### Action item
Could the data below please be reproduced word for word, without the pictures?

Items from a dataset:
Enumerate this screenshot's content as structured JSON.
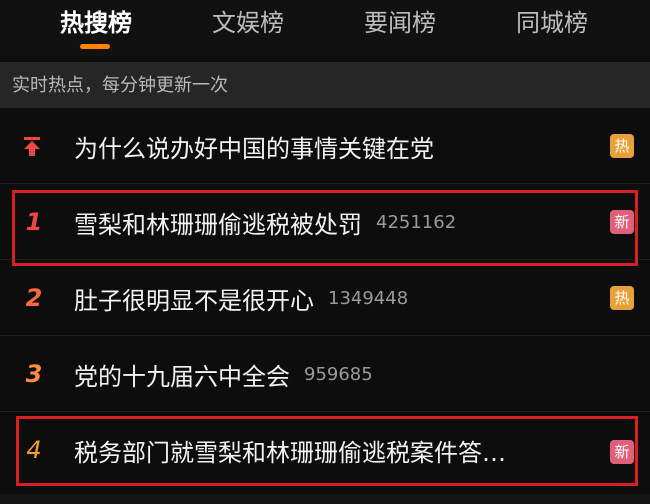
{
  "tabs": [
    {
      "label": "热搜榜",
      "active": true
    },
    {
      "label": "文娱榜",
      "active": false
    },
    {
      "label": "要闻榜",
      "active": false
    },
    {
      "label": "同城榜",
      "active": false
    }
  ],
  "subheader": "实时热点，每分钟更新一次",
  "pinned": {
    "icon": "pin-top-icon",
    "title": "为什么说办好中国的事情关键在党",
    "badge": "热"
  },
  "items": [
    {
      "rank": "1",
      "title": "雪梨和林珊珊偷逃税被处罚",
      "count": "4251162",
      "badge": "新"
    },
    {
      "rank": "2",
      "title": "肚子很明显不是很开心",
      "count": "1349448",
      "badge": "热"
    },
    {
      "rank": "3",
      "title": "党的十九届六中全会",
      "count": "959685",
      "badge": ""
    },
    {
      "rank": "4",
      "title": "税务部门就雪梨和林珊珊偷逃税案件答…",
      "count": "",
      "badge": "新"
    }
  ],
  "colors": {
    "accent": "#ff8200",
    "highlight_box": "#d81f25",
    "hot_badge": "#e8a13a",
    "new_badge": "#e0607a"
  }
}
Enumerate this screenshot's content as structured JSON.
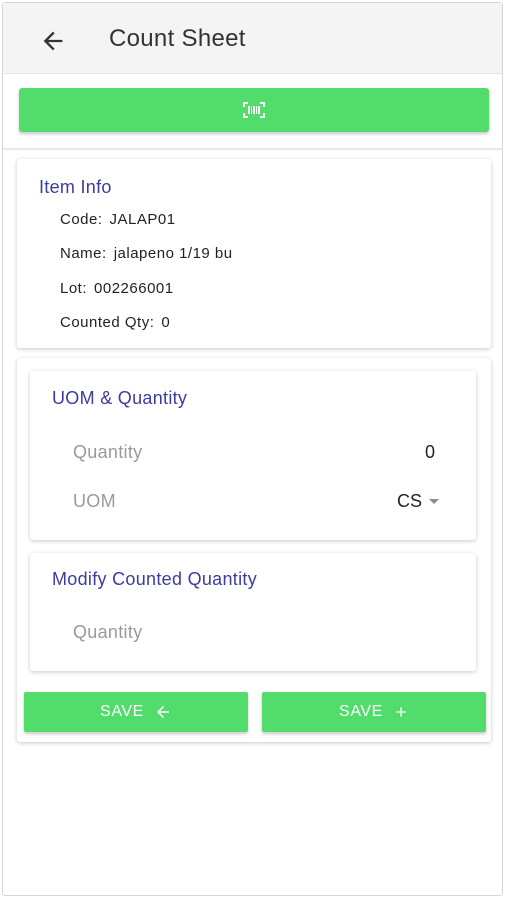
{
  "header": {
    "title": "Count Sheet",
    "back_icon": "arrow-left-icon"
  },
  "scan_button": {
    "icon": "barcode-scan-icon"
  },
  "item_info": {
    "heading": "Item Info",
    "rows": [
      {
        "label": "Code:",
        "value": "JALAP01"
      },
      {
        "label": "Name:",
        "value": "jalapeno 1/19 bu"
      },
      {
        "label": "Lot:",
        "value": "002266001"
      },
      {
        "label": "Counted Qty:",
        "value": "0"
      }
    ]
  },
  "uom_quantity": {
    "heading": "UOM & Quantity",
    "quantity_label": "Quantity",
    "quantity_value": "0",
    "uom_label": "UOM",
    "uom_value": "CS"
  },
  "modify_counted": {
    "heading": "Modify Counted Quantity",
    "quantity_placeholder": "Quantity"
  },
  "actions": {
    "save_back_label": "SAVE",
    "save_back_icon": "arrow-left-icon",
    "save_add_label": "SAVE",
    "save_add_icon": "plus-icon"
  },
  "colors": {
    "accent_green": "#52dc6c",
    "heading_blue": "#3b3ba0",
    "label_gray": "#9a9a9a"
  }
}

### Task output
Enumerate this screenshot's content as structured JSON.
{
  "tabs": [
    {
      "label": "热搜榜",
      "active": true
    },
    {
      "label": "文娱榜",
      "active": false
    },
    {
      "label": "要闻榜",
      "active": false
    },
    {
      "label": "同城榜",
      "active": false
    }
  ],
  "subheader": "实时热点，每分钟更新一次",
  "pinned": {
    "icon": "pin-top-icon",
    "title": "为什么说办好中国的事情关键在党",
    "badge": "热"
  },
  "items": [
    {
      "rank": "1",
      "title": "雪梨和林珊珊偷逃税被处罚",
      "count": "4251162",
      "badge": "新"
    },
    {
      "rank": "2",
      "title": "肚子很明显不是很开心",
      "count": "1349448",
      "badge": "热"
    },
    {
      "rank": "3",
      "title": "党的十九届六中全会",
      "count": "959685",
      "badge": ""
    },
    {
      "rank": "4",
      "title": "税务部门就雪梨和林珊珊偷逃税案件答…",
      "count": "",
      "badge": "新"
    }
  ],
  "colors": {
    "accent": "#ff8200",
    "highlight_box": "#d81f25",
    "hot_badge": "#e8a13a",
    "new_badge": "#e0607a"
  }
}
Enumerate this screenshot's content as structured JSON.
{
  "header": {
    "title": "Count Sheet",
    "back_icon": "arrow-left-icon"
  },
  "scan_button": {
    "icon": "barcode-scan-icon"
  },
  "item_info": {
    "heading": "Item Info",
    "rows": [
      {
        "label": "Code:",
        "value": "JALAP01"
      },
      {
        "label": "Name:",
        "value": "jalapeno 1/19 bu"
      },
      {
        "label": "Lot:",
        "value": "002266001"
      },
      {
        "label": "Counted Qty:",
        "value": "0"
      }
    ]
  },
  "uom_quantity": {
    "heading": "UOM & Quantity",
    "quantity_label": "Quantity",
    "quantity_value": "0",
    "uom_label": "UOM",
    "uom_value": "CS"
  },
  "modify_counted": {
    "heading": "Modify Counted Quantity",
    "quantity_placeholder": "Quantity"
  },
  "actions": {
    "save_back_label": "SAVE",
    "save_back_icon": "arrow-left-icon",
    "save_add_label": "SAVE",
    "save_add_icon": "plus-icon"
  },
  "colors": {
    "accent_green": "#52dc6c",
    "heading_blue": "#3b3ba0",
    "label_gray": "#9a9a9a"
  }
}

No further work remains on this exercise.